Radiation Counting Statistics With The GM-10

The decay of radioactive atoms is a random event. This means that, if we know the activity (decays per second) of a source of radiation, we only know the average decay rate. We cannot specify the exact decay rate, nor when a particular atom will decay. We can only compute probabilities.

The number of decays per unit of time of a radioactive source is a Poisson Distribution. For example, if a source has an activity of 100 Bequerels (decays per second), the source will not always produce exactly 100 decays per second, but an average of 100 decays per second. The standard deviation is equal to the square root of the number of decays. In this case the square root of 100 is 10, so the standard deviation is 10.

The standard deviation allows us to determine with what confidence we can predict the actual number of decays per second (or other time period) will be. The following table shows the confidence for varying standard deviations:

1 sigma	0.6826895
2 sigma	0.9544997
3 sigma	0.9973002
4 sigma	0.9999366
5 sigma	0.9999994

What does this mean? In our case above, the standard deviation (1 sigma) was 10 counts, with an average counting rate of 100 counts per second. That means that 68% of the time, we would expect the number of counts measured to lie withing 100 +/-10 or from 90 to 110. We would expect to be within a range of 100 +/-20 counts 95% of the time, etc.

It's quite easy to do an experiment with the GM-10 to test this out. You need a source of radiation, our vaseline glass beads work quite well, and give a nominal reading of about 200 CPM. At that rate, we would expect a standard devaition of about 14.

Set the Rad software to record the reading each minute. The resulting data file can be analyzed. Our Histogram software (included with the Rad package) will compute the average and standard deviation values, as well as sort the readings into bins, and display the resulting histogram. Data should be collected for as long as possible, to get results closest to theory. It's all counting statistics, after all!

Here are the results of an experiment we did:

If you'd like to see our actual data, here is the raw data and here is the binned data. The histogram software that comes with the GM-10 and GM-45 detectors automatically bins recorded data and produces such a graph.
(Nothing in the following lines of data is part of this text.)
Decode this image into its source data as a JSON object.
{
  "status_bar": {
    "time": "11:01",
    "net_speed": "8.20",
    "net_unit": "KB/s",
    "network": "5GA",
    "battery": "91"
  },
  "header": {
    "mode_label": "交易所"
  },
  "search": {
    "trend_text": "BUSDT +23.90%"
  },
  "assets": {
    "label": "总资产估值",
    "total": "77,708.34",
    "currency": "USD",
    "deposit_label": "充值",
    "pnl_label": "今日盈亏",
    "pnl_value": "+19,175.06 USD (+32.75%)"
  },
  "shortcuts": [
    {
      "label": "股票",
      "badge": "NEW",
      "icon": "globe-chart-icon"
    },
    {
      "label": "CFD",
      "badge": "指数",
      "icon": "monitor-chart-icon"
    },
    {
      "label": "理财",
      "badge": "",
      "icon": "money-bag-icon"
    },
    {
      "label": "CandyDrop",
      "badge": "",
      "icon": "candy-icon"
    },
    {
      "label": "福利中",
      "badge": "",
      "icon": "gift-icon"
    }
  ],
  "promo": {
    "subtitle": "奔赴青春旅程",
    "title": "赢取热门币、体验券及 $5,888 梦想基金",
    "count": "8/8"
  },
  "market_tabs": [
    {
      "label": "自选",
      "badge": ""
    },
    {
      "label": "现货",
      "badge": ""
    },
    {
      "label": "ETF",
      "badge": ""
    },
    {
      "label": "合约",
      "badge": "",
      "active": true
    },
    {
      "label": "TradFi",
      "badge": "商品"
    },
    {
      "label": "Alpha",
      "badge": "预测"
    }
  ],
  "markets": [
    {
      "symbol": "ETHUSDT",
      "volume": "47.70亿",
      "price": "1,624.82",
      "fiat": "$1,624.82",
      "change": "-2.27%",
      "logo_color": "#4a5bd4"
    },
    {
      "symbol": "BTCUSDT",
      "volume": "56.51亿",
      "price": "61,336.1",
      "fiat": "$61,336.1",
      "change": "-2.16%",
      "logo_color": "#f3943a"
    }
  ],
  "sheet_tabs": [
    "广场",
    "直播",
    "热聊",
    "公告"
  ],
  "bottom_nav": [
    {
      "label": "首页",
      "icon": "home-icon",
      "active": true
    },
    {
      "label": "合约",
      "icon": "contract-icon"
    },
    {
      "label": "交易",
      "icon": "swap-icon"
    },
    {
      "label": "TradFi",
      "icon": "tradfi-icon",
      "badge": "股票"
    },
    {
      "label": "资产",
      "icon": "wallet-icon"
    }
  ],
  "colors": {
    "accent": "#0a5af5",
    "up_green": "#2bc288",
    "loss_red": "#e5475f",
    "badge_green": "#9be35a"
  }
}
Thinking of buying a surplus CDV-700 or 715 detector? Be sure to read our report first.